Currently this is speculative. Lines of evidence that are supportive of this concept are the findings of (1) subtle prenatal changes in CF fetuses33–35; (2) airflow obstruction in children with CF who at diagnosis have no discernable respiratory complications, which persists into the school years even in the absence of respiratory complications and despite specialist treatment12 13 36 37; and (3) histopathological changes including delayed and abnormal epithelial regeneration, epithelial thickening, increased RBM thickness and mucus cell number that appeared to be independent of infection and inflammation.24 42 43
Functional consequences and reversibility of airway remodelling in CF
While parenchymal destruction is clearly detrimental to lung function,24 44 other changes of remodelling might in fact be protective. RBM thickening, for instance, might protect the airway by limiting the access of elastases and other proteolytic enzymes released from necrotic neutrophils in particular to the subepithelial compartment.55 It might also be protective by preventing or ameliorating airway narrowing and thus minimising air trapping and hyperinflation. As reviewed in an earlier section, both RBM thickening and thinning have been reported in CF. It has been suggested that repair processes and neutrophil-mediated proteolysis may well have opposing effects on RBM thickness; thus, RBM thickening may be protective in the early stages of the disease but, subsequently, the initially protective response becomes overwhelmed and the RBM thins owing to an increased burden of elastase.19
There are no data on reversibility of airway remodelling in CF. In asthma, studies of endobronchial biopsies have demonstrated reversal upon pharmacological intervention of some components of airway remodelling such as reduction of RBM thickening or of increased airway vascularity.56 57

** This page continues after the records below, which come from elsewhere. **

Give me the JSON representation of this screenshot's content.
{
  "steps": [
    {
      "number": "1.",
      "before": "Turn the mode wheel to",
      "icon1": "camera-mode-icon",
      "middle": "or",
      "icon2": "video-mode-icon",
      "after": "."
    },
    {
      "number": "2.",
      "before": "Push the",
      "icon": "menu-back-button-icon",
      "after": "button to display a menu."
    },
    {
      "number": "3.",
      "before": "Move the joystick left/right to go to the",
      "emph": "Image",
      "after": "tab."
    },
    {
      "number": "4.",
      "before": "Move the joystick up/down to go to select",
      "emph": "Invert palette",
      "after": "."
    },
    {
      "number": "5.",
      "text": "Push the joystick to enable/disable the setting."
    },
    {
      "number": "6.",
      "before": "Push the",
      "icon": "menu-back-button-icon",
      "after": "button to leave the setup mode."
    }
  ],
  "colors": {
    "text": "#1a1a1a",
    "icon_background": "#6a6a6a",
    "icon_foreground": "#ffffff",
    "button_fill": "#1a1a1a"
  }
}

Airway remodelling in CF appears early in life and the window of opportunity for prevention of the onset of progressive airway damage that characterises CF lung disease may be short. Current strategies focus on the prevention and treatment of infection and inflammation. However, we suggest that, although important, this by itself may be insufficient. There is some evidence of CFTR-specific airway wall dysfunction and also of structural changes that may be protective; modulation of both of these may offer new therapeutic avenues.
As cross-sectional data can at best only demonstrate hypothesis-generating associations, there is a major need in the future for longitudinal studies; inclusion of endobronchial biopsy affords this possibility. We have confirmed that endobronchial biopsy is safe and feasible even in very young children with CF and provides us with the means to understand better the early mechanisms of airway remodelling. Although there is currently no clinical indication for performing endobronchial biopsy in children with CF, we would encourage units which routinely perform annual surveillance bronchoscopy in CF to consider performing endobronchial biopsy for research as part of this procedure so that these hypotheses can be tested.
Funding NR is the recipient of a European Respiratory Society Fellowship (Nr. 64).
Competing interests None.
Provenance and peer review Not commissioned; externally peer reviewed.